Cybersecurity Awareness and Risk Management
The first step in mitigating cybersecurity risks is awareness. We don’t know what we don’t know, after all. Here’s what to do next:
Inventory & Assessments
Most building owners and investors rightly have no idea what is in their building control systems; how they are connected, configured, and backed up; and who did or didn’t do it all. The building owner and/or investor should know this information, or establish a policy to manage it. There should also be a review of insurance including general liability, property and casualty and Director and Officer (D&O) liability.
Develop a cybersecurity and vendor risk management (VRM) policy. Policies should be basic and quickly understandable. This can evolve over time, covering some very basic best practices for passwords, backups, software updates and exposure to the internet at first. Include policies in vendor contracts. Communicate policies and updates to all technicians and staff.

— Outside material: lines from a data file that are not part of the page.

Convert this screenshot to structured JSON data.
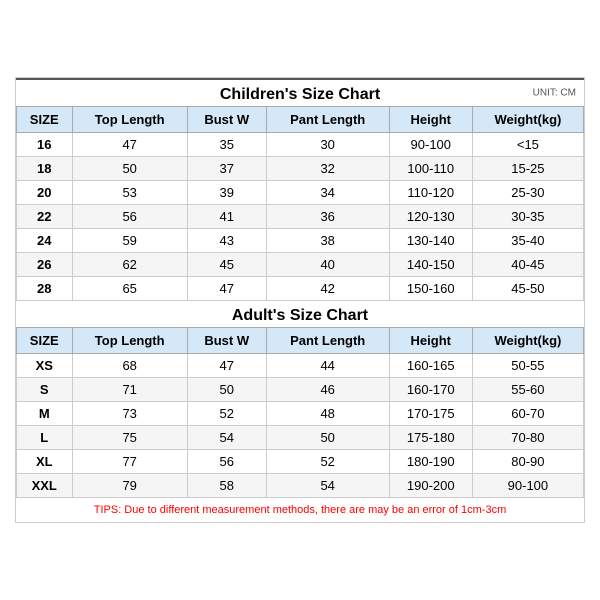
{
  "children_title": "Children's Size Chart",
  "adult_title": "Adult's Size Chart",
  "unit_label": "UNIT: CM",
  "headers": [
    "SIZE",
    "Top Length",
    "Bust W",
    "Pant Length",
    "Height",
    "Weight(kg)"
  ],
  "children_rows": [
    [
      "16",
      "47",
      "35",
      "30",
      "90-100",
      "<15"
    ],
    [
      "18",
      "50",
      "37",
      "32",
      "100-110",
      "15-25"
    ],
    [
      "20",
      "53",
      "39",
      "34",
      "110-120",
      "25-30"
    ],
    [
      "22",
      "56",
      "41",
      "36",
      "120-130",
      "30-35"
    ],
    [
      "24",
      "59",
      "43",
      "38",
      "130-140",
      "35-40"
    ],
    [
      "26",
      "62",
      "45",
      "40",
      "140-150",
      "40-45"
    ],
    [
      "28",
      "65",
      "47",
      "42",
      "150-160",
      "45-50"
    ]
  ],
  "adult_rows": [
    [
      "XS",
      "68",
      "47",
      "44",
      "160-165",
      "50-55"
    ],
    [
      "S",
      "71",
      "50",
      "46",
      "160-170",
      "55-60"
    ],
    [
      "M",
      "73",
      "52",
      "48",
      "170-175",
      "60-70"
    ],
    [
      "L",
      "75",
      "54",
      "50",
      "175-180",
      "70-80"
    ],
    [
      "XL",
      "77",
      "56",
      "52",
      "180-190",
      "80-90"
    ],
    [
      "XXL",
      "79",
      "58",
      "54",
      "190-200",
      "90-100"
    ]
  ],
  "tips": "TIPS: Due to different measurement methods, there are may be an error of 1cm-3cm"
}
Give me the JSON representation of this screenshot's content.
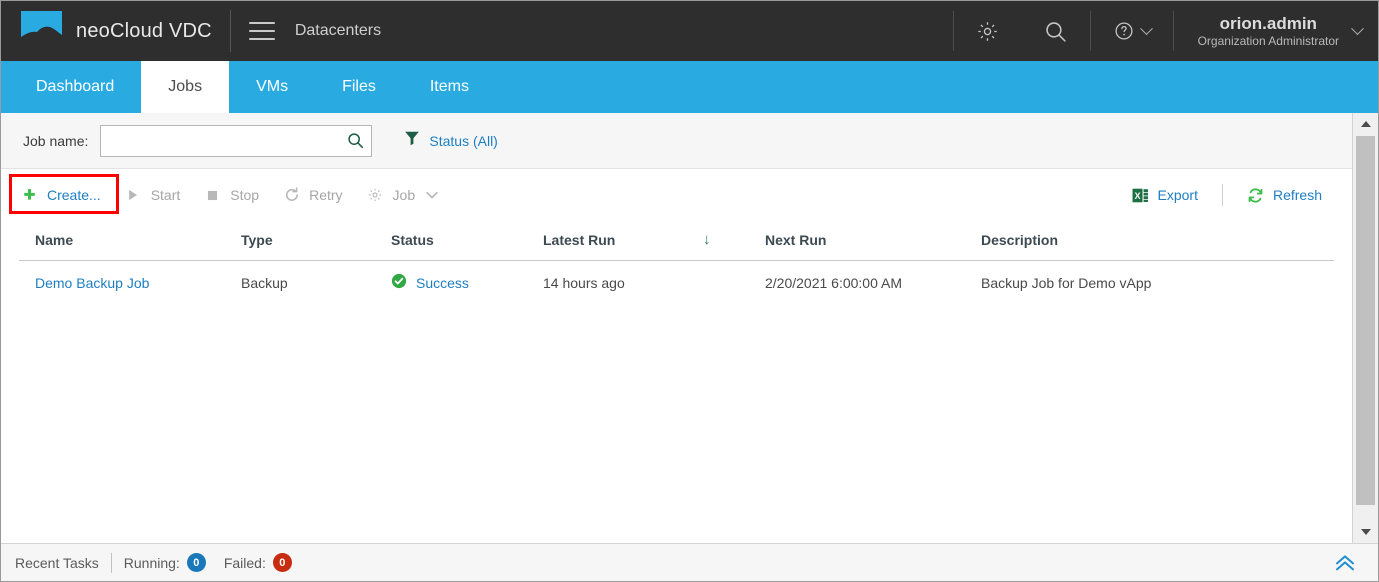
{
  "header": {
    "logo_icon": "cloud-logo-icon",
    "brand": "neoCloud VDC",
    "menu_icon": "hamburger-menu-icon",
    "context_title": "Datacenters",
    "settings_icon": "gear-icon",
    "search_icon": "search-icon",
    "help_icon": "help-question-icon",
    "user": {
      "name": "orion.admin",
      "role": "Organization Administrator",
      "caret_icon": "chevron-down-icon"
    }
  },
  "tabs": [
    {
      "label": "Dashboard",
      "active": false
    },
    {
      "label": "Jobs",
      "active": true
    },
    {
      "label": "VMs",
      "active": false
    },
    {
      "label": "Files",
      "active": false
    },
    {
      "label": "Items",
      "active": false
    }
  ],
  "filterbar": {
    "label": "Job name:",
    "search_value": "",
    "search_placeholder": "",
    "search_icon": "search-icon",
    "filter_icon": "funnel-filter-icon",
    "status_filter_label": "Status (All)"
  },
  "toolbar": {
    "create_label": "Create...",
    "create_icon": "plus-icon",
    "start_label": "Start",
    "start_icon": "play-icon",
    "stop_label": "Stop",
    "stop_icon": "stop-square-icon",
    "retry_label": "Retry",
    "retry_icon": "retry-arrow-icon",
    "job_label": "Job",
    "job_icon": "gear-icon",
    "job_caret_icon": "chevron-down-icon",
    "export_label": "Export",
    "export_icon": "excel-export-icon",
    "refresh_label": "Refresh",
    "refresh_icon": "refresh-icon",
    "highlight_color": "#ff0000"
  },
  "table": {
    "columns": [
      "Name",
      "Type",
      "Status",
      "Latest Run",
      "Next Run",
      "Description"
    ],
    "sort_indicator": "↓",
    "sort_column": "Latest Run",
    "rows": [
      {
        "name": "Demo Backup Job",
        "type": "Backup",
        "status": "Success",
        "status_icon": "success-check-icon",
        "latest_run": "14 hours ago",
        "next_run": "2/20/2021 6:00:00 AM",
        "description": "Backup Job for Demo vApp"
      }
    ]
  },
  "scrollbar": {
    "up_icon": "scroll-up-arrow-icon",
    "down_icon": "scroll-down-arrow-icon"
  },
  "footer": {
    "recent_tasks_label": "Recent Tasks",
    "running_label": "Running:",
    "running_count": "0",
    "failed_label": "Failed:",
    "failed_count": "0",
    "expand_icon": "double-chevron-up-icon"
  },
  "colors": {
    "accent_blue": "#29abe2",
    "link_blue": "#1f7ec2",
    "topbar_dark": "#2e2e2e",
    "success_green": "#31a843",
    "running_badge": "#1878b9",
    "failed_badge": "#c72c11"
  }
}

This should be a proactive approach not only for internet exposure but for the systems set up and backup as well as auditing contractors for compliance. There is much that can be done and can evolve overtime, but the important point is it’s an ongoing process. Complement audits with tailored phishing campaigns and automated training for your people. Audits should be fast and easy with a series of yes/no compliance questions and phishing messages should be tailored to the facility industry segment.
Cybersecurity in CRE is Evolving
The CRE industry has the challenge and opportunity to proactively deal with information security to help clients remain secure without violating privacy and data protection laws, even as new threats emerge. For CRE, it’s time to achieve a balance in the future of security. Contact Miller’s Landing to discover how easy it is to provide security and peace of mind for your clients, now and beyond. Let’s create the future together!
Miller’s Landing is the first mixed-use SmartTown development in the country. Technology has a role across multiple dimensions – including mobility, transportation, sustainability, public health, safety, and community – to help the people who live, work, play, and invest in our communities be successful.